Page and application data records:
----------

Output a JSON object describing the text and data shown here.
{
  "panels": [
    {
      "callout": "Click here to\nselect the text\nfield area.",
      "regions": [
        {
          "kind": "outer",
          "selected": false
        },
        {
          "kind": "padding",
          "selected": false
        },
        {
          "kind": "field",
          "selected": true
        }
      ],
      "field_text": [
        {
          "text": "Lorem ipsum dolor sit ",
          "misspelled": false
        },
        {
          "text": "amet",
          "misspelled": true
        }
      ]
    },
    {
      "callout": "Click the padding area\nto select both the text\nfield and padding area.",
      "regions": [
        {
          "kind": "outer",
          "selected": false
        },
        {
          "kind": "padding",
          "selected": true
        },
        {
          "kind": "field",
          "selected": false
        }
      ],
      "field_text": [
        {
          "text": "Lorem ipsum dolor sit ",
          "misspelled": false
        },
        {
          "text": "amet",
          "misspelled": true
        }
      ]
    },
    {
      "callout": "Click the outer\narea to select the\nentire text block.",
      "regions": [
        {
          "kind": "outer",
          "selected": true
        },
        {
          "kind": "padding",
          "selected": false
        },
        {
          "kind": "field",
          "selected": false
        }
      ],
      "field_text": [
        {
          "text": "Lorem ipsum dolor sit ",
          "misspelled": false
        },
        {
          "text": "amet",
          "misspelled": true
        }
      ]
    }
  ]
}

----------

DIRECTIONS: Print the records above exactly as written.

ANSWER TO THE EXERCISE:
Output a JSON object describing the text and data shown here.
{
  "panels": [
    {
      "callout": "Click here to\nselect the text\nfield area.",
      "regions": [
        {
          "kind": "outer",
          "selected": false
        },
        {
          "kind": "padding",
          "selected": false
        },
        {
          "kind": "field",
          "selected": true
        }
      ],
      "field_text": [
        {
          "text": "Lorem ipsum dolor sit ",
          "misspelled": false
        },
        {
          "text": "amet",
          "misspelled": true
        }
      ]
    },
    {
      "callout": "Click the padding area\nto select both the text\nfield and padding area.",
      "regions": [
        {
          "kind": "outer",
          "selected": false
        },
        {
          "kind": "padding",
          "selected": true
        },
        {
          "kind": "field",
          "selected": false
        }
      ],
      "field_text": [
        {
          "text": "Lorem ipsum dolor sit ",
          "misspelled": false
        },
        {
          "text": "amet",
          "misspelled": true
        }
      ]
    },
    {
      "callout": "Click the outer\narea to select the\nentire text block.",
      "regions": [
        {
          "kind": "outer",
          "selected": true
        },
        {
          "kind": "padding",
          "selected": false
        },
        {
          "kind": "field",
          "selected": false
        }
      ],
      "field_text": [
        {
          "text": "Lorem ipsum dolor sit ",
          "misspelled": false
        },
        {
          "text": "amet",
          "misspelled": true
        }
      ]
    }
  ]
}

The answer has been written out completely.